UK senior local authority executives said the
possibility of having to appoint their own auditors is ‘not yet on
the radar’ but more guidance would be required if the government
does decide to give them the responsibility, a KPMG UK survey
found.

The government is currently reviewing the
responses received in a public consultation on the future of the
Audit Commission, with one of the possibilities being to give local
authorities the power to procure their own auditors.

More than 44% of survey respondents admitted
neither they nor anyone in their team had been part of a process to
appoint an auditor before and only 24% feel “fairly” prepared for
the process.

The majority of executives said they are
satisfied with their current auditor but a massive 70% think it
would be a “good thing” to be able to appoint their own auditors in
the future, which they believe could result in better value for
money.

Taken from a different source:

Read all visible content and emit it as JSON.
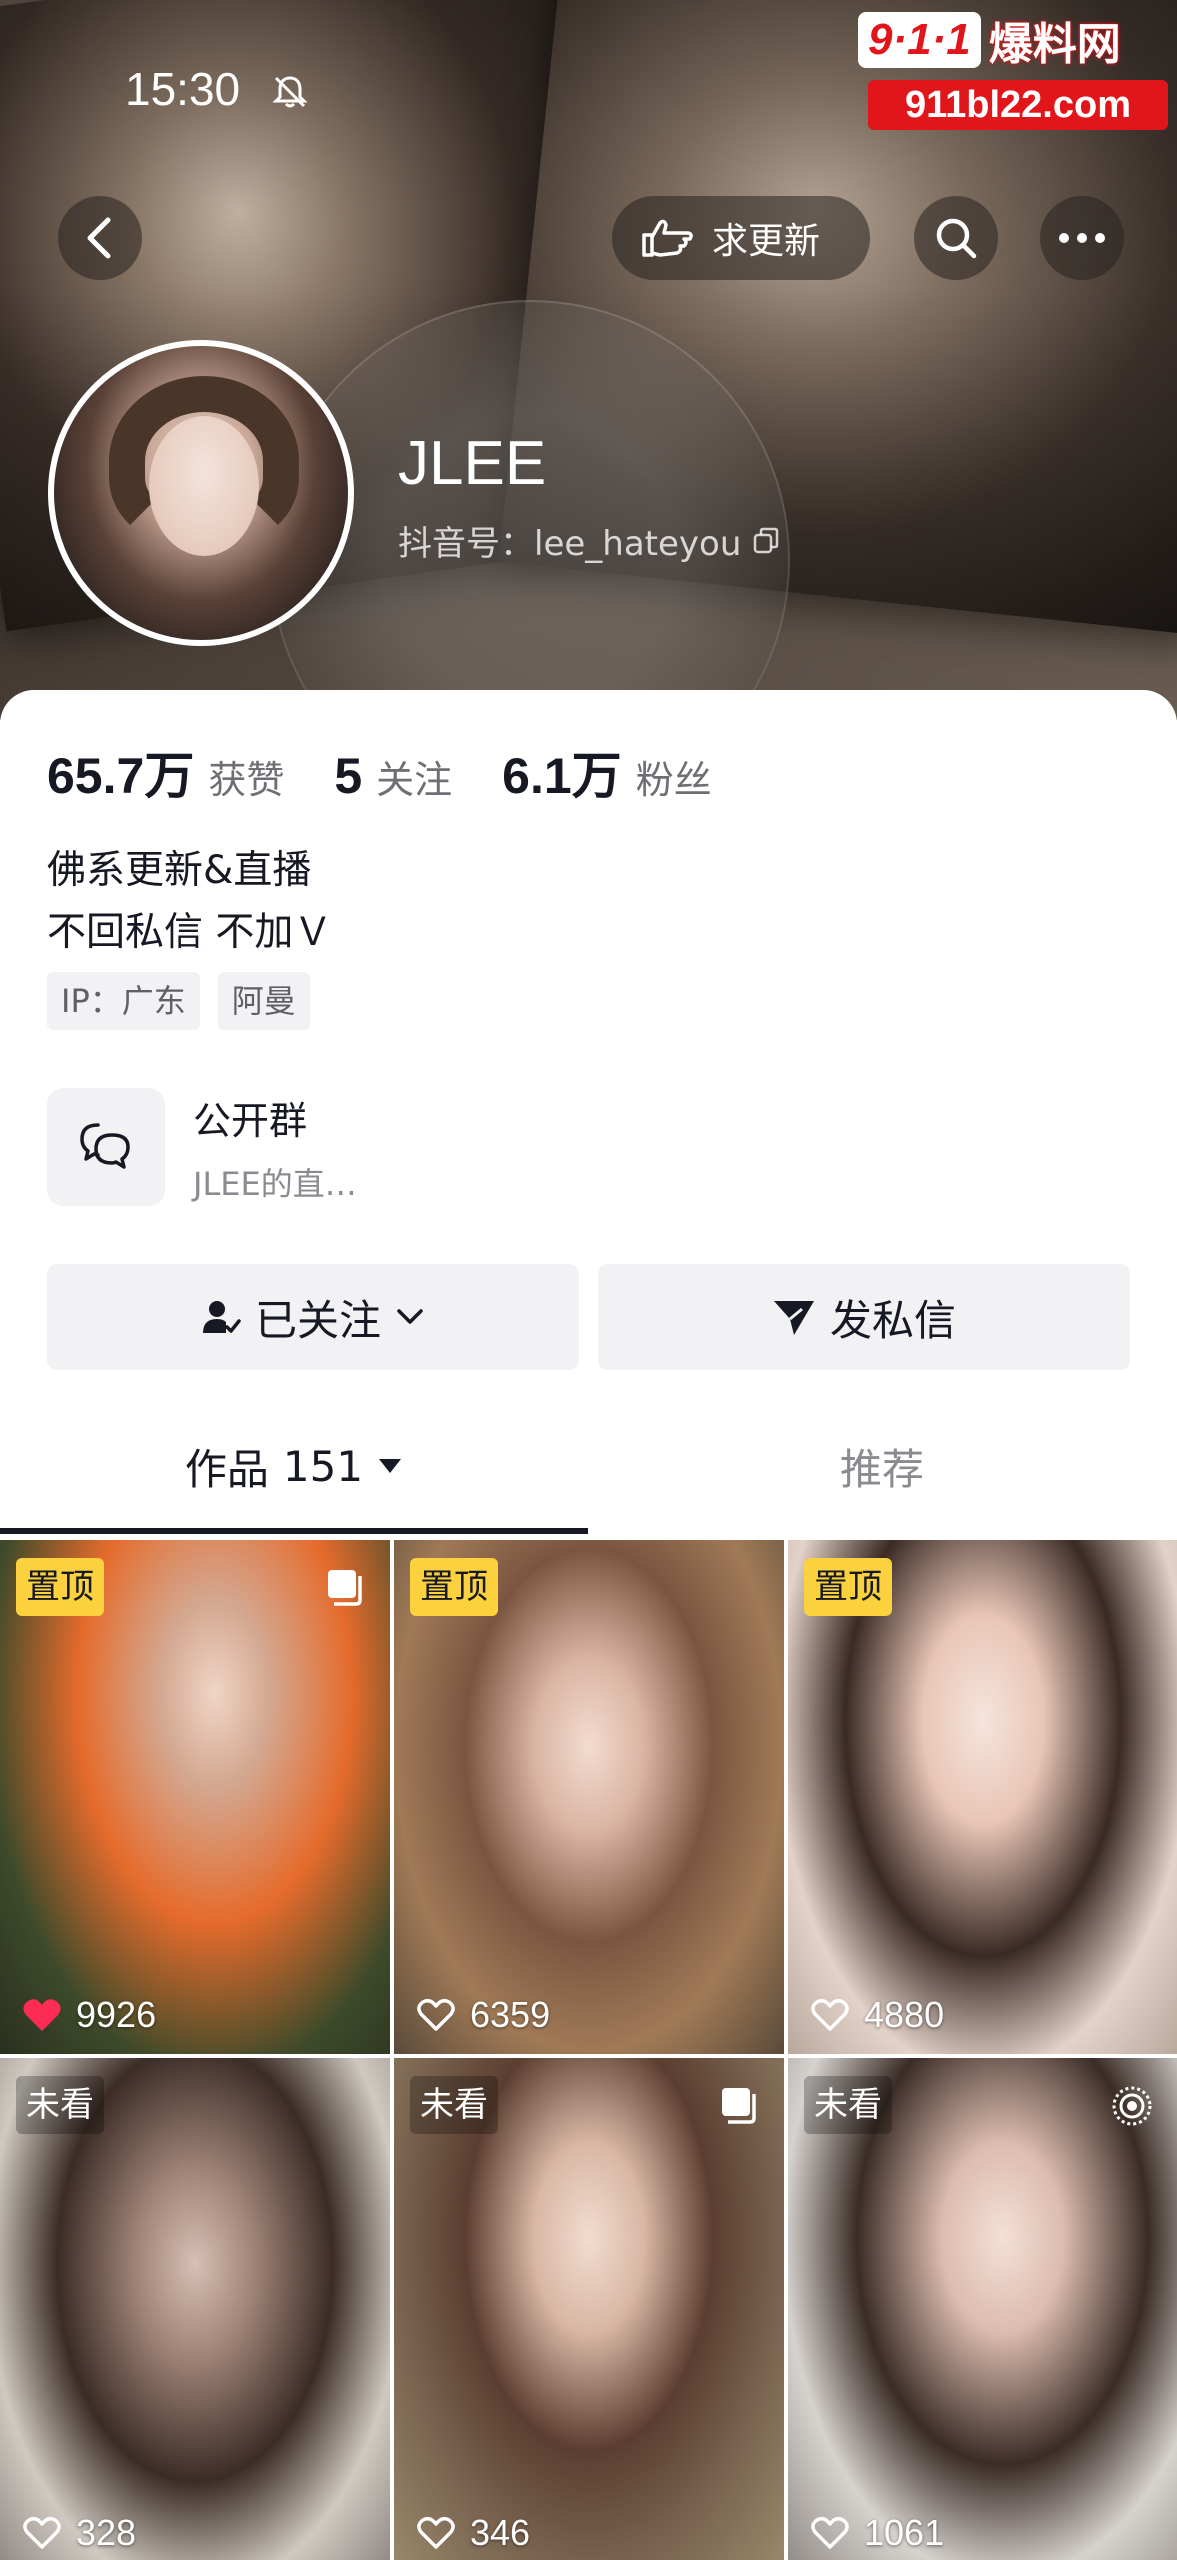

KPMG UK public sector audit partner Mike
McDonagh said the firm’s research shows the appetite is clearly
there amongst authorities to appoint their own auditors but “they
now need a detailed timescale and process in order to proceed.”

“For many this will be completely new
territory and the learning curve will therefore be steep,” he
added.

According to KPMG currently around 70% of
local authorities are audited by the Audit Commission.

A draft bill on the future of the Audit
Commission’s audits is expected later this year.